- Requirement
Copy out, from the entries below, each line holding the string "title".

[Collection entries]
☆ ☆ ☆ ☆ ☆ ☆ ☆

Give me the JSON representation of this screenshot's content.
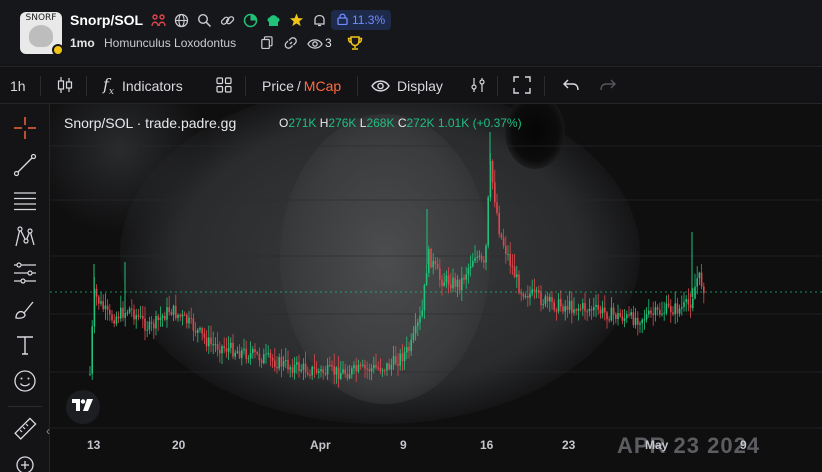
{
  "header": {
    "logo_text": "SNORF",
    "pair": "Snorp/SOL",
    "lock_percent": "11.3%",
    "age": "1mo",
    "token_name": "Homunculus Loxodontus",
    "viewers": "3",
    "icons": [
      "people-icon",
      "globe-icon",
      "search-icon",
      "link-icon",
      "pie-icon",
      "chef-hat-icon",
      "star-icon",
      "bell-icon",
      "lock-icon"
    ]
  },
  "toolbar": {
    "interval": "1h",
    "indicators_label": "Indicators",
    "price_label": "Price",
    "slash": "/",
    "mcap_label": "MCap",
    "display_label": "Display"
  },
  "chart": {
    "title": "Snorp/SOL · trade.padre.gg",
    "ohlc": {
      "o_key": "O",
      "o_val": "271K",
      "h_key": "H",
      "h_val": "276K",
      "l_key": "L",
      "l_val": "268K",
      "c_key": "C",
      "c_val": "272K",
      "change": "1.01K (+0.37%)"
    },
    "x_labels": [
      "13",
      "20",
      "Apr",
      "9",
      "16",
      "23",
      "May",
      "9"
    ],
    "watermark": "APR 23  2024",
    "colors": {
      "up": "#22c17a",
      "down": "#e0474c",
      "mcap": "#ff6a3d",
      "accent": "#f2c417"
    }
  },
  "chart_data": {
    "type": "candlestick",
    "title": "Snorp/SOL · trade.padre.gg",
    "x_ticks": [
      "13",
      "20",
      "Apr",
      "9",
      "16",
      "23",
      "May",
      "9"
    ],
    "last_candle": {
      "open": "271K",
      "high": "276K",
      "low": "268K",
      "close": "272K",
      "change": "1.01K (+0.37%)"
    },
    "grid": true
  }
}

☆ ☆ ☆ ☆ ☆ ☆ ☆

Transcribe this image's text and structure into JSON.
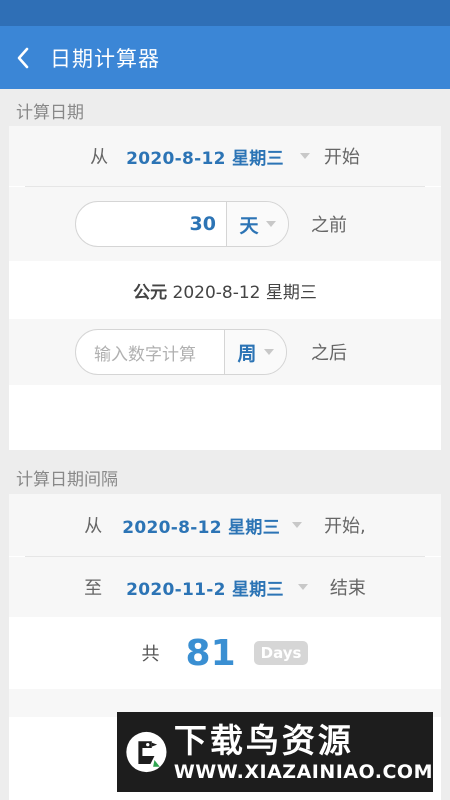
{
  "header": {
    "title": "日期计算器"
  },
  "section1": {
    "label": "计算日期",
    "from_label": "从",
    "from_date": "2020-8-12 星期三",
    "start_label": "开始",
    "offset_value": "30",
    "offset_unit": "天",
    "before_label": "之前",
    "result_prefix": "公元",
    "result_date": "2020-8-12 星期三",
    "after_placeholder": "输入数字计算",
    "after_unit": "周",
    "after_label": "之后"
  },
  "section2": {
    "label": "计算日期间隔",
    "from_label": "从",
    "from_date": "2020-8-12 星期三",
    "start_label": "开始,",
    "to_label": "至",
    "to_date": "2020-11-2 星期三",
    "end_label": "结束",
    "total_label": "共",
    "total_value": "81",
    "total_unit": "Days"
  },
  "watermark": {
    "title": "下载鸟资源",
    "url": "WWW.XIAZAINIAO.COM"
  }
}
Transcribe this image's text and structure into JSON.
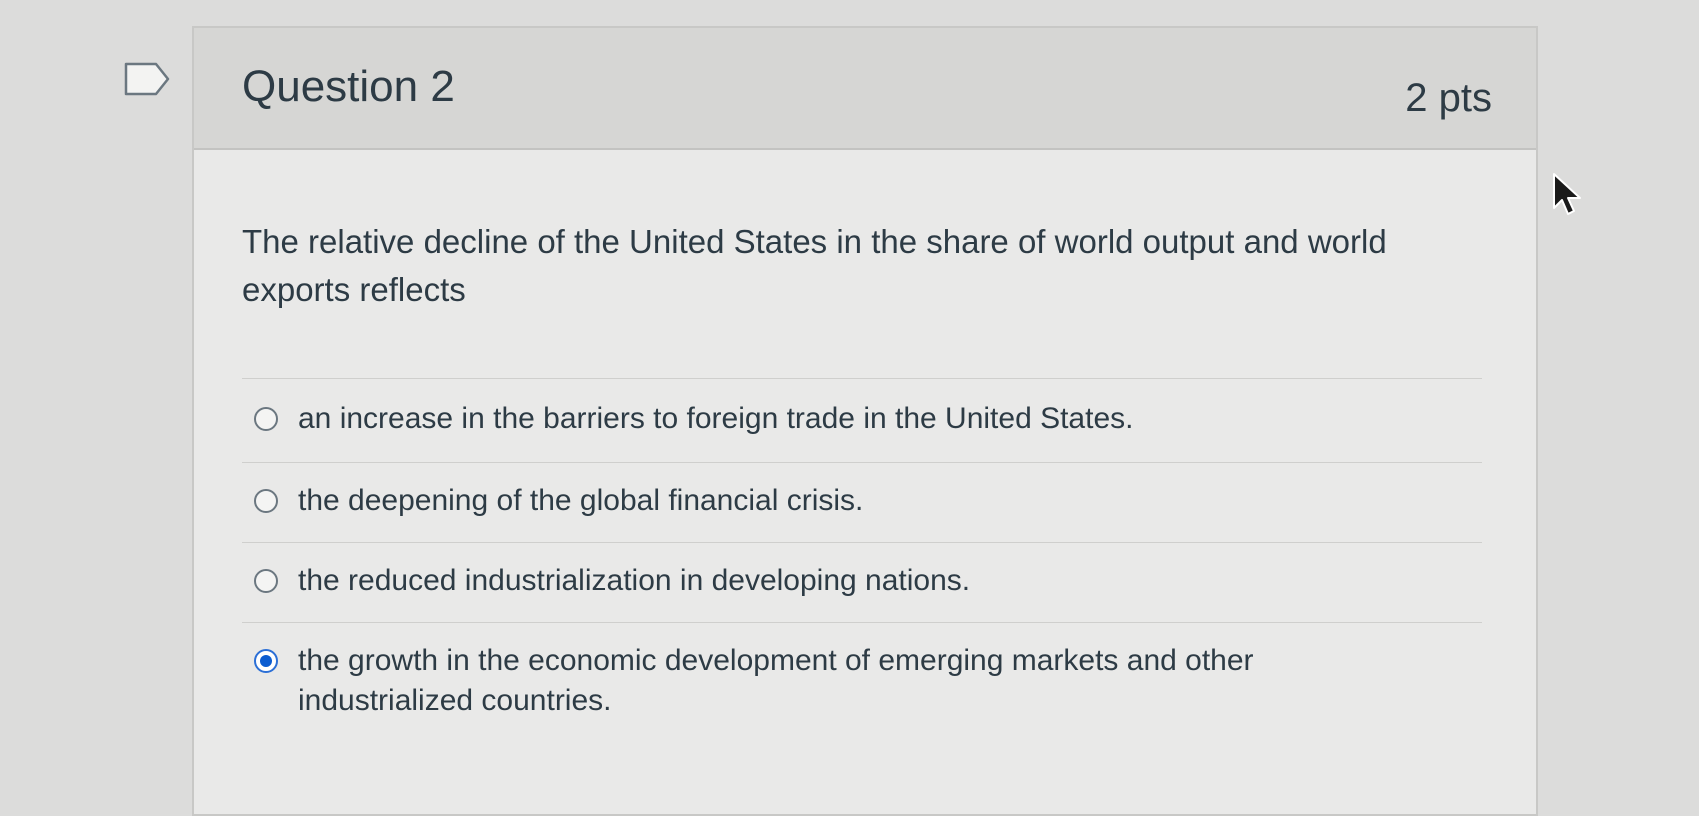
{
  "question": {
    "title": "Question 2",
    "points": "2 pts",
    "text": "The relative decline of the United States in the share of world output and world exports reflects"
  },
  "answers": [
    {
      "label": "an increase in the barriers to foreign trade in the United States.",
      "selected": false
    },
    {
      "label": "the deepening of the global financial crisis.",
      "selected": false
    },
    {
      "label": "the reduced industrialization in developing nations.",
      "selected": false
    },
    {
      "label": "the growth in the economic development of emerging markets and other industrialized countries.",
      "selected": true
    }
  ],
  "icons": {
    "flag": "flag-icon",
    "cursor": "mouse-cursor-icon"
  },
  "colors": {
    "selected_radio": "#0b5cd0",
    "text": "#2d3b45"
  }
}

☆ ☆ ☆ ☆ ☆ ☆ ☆

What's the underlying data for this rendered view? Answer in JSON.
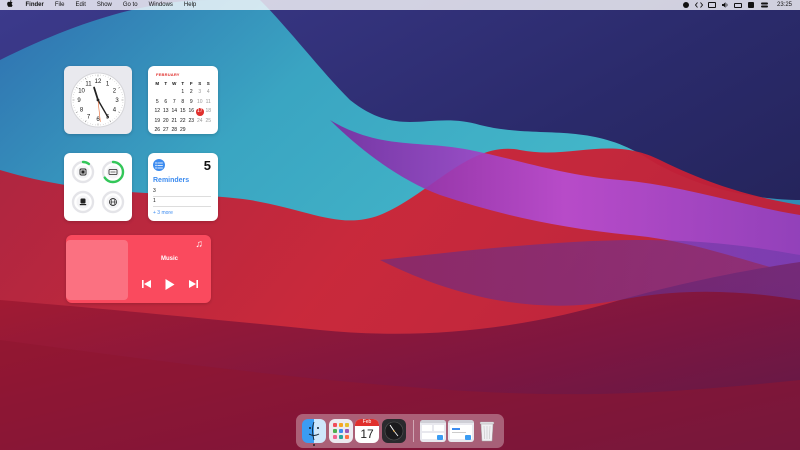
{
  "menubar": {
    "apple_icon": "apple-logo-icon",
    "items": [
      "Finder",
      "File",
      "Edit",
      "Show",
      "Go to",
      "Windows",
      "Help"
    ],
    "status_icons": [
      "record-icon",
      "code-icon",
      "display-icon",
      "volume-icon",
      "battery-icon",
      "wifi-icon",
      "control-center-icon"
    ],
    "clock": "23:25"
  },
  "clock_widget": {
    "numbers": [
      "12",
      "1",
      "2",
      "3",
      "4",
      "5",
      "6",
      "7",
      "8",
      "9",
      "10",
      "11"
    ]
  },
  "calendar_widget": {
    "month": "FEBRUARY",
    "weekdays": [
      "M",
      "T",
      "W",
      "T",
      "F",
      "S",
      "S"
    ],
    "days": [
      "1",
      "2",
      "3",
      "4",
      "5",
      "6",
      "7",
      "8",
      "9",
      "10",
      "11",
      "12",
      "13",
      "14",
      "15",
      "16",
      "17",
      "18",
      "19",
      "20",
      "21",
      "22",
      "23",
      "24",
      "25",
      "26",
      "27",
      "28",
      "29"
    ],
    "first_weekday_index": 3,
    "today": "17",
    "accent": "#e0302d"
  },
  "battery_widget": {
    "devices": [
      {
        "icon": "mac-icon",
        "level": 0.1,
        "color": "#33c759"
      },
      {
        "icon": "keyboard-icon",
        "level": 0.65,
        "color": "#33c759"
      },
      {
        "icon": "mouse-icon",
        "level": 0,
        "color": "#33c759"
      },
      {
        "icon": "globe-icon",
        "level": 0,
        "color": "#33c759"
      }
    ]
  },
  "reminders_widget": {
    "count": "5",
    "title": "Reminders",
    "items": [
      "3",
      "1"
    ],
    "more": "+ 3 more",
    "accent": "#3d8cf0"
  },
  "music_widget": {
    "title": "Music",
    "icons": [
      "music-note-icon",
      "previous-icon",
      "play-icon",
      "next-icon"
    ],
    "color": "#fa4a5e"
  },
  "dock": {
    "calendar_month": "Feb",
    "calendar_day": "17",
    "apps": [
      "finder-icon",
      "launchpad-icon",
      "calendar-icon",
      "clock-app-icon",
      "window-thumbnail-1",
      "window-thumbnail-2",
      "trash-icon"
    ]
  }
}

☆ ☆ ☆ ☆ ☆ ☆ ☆

- Expected answer
    "title": "Snorp/SOL · trade.padre.gg",
    "title": "Snorp/SOL · trade.padre.gg",
    "title": "日期计算器"
    "title": "下载鸟资源",
    "title": "Question 2",
    "title": "Reminders",
    "title": "Music",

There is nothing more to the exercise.